*** Opening Records for the task ***

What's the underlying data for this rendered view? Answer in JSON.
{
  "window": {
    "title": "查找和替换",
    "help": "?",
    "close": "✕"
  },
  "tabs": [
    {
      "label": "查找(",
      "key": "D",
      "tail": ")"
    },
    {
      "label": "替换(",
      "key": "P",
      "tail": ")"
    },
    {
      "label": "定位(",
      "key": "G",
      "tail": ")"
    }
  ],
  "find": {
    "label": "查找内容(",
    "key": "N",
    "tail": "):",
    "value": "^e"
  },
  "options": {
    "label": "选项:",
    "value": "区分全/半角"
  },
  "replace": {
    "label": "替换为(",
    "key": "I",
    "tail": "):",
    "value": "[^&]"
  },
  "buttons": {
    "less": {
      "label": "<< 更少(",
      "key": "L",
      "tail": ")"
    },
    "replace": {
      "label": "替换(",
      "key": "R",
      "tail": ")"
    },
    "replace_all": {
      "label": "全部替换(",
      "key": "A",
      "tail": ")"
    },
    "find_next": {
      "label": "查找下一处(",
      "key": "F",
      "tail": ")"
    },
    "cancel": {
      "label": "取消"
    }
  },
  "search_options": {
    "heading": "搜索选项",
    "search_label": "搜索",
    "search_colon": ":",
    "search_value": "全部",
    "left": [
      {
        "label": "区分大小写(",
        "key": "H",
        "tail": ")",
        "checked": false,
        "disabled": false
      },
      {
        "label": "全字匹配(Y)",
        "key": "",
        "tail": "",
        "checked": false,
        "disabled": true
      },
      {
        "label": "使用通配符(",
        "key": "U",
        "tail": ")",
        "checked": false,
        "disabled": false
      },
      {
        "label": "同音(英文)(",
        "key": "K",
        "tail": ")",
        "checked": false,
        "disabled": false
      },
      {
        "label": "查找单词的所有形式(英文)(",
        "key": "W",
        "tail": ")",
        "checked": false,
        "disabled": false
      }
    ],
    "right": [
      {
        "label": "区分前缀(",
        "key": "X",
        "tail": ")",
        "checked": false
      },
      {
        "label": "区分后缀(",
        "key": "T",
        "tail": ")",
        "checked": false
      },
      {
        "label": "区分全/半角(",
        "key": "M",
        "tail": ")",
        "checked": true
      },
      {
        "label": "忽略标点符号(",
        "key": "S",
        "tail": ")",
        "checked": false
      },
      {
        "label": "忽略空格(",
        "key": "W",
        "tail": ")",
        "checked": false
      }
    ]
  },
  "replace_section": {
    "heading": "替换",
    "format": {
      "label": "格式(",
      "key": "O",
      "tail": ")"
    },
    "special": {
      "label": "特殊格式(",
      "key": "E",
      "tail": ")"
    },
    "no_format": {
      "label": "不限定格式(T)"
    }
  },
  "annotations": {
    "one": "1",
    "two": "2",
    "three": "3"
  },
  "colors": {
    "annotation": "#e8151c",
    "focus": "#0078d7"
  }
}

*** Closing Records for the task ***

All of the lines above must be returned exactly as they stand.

Solution for this task:
What's the underlying data for this rendered view? Answer in JSON.
{
  "window": {
    "title": "查找和替换",
    "help": "?",
    "close": "✕"
  },
  "tabs": [
    {
      "label": "查找(",
      "key": "D",
      "tail": ")"
    },
    {
      "label": "替换(",
      "key": "P",
      "tail": ")"
    },
    {
      "label": "定位(",
      "key": "G",
      "tail": ")"
    }
  ],
  "find": {
    "label": "查找内容(",
    "key": "N",
    "tail": "):",
    "value": "^e"
  },
  "options": {
    "label": "选项:",
    "value": "区分全/半角"
  },
  "replace": {
    "label": "替换为(",
    "key": "I",
    "tail": "):",
    "value": "[^&]"
  },
  "buttons": {
    "less": {
      "label": "<< 更少(",
      "key": "L",
      "tail": ")"
    },
    "replace": {
      "label": "替换(",
      "key": "R",
      "tail": ")"
    },
    "replace_all": {
      "label": "全部替换(",
      "key": "A",
      "tail": ")"
    },
    "find_next": {
      "label": "查找下一处(",
      "key": "F",
      "tail": ")"
    },
    "cancel": {
      "label": "取消"
    }
  },
  "search_options": {
    "heading": "搜索选项",
    "search_label": "搜索",
    "search_colon": ":",
    "search_value": "全部",
    "left": [
      {
        "label": "区分大小写(",
        "key": "H",
        "tail": ")",
        "checked": false,
        "disabled": false
      },
      {
        "label": "全字匹配(Y)",
        "key": "",
        "tail": "",
        "checked": false,
        "disabled": true
      },
      {
        "label": "使用通配符(",
        "key": "U",
        "tail": ")",
        "checked": false,
        "disabled": false
      },
      {
        "label": "同音(英文)(",
        "key": "K",
        "tail": ")",
        "checked": false,
        "disabled": false
      },
      {
        "label": "查找单词的所有形式(英文)(",
        "key": "W",
        "tail": ")",
        "checked": false,
        "disabled": false
      }
    ],
    "right": [
      {
        "label": "区分前缀(",
        "key": "X",
        "tail": ")",
        "checked": false
      },
      {
        "label": "区分后缀(",
        "key": "T",
        "tail": ")",
        "checked": false
      },
      {
        "label": "区分全/半角(",
        "key": "M",
        "tail": ")",
        "checked": true
      },
      {
        "label": "忽略标点符号(",
        "key": "S",
        "tail": ")",
        "checked": false
      },
      {
        "label": "忽略空格(",
        "key": "W",
        "tail": ")",
        "checked": false
      }
    ]
  },
  "replace_section": {
    "heading": "替换",
    "format": {
      "label": "格式(",
      "key": "O",
      "tail": ")"
    },
    "special": {
      "label": "特殊格式(",
      "key": "E",
      "tail": ")"
    },
    "no_format": {
      "label": "不限定格式(T)"
    }
  },
  "annotations": {
    "one": "1",
    "two": "2",
    "three": "3"
  },
  "colors": {
    "annotation": "#e8151c",
    "focus": "#0078d7"
  }
}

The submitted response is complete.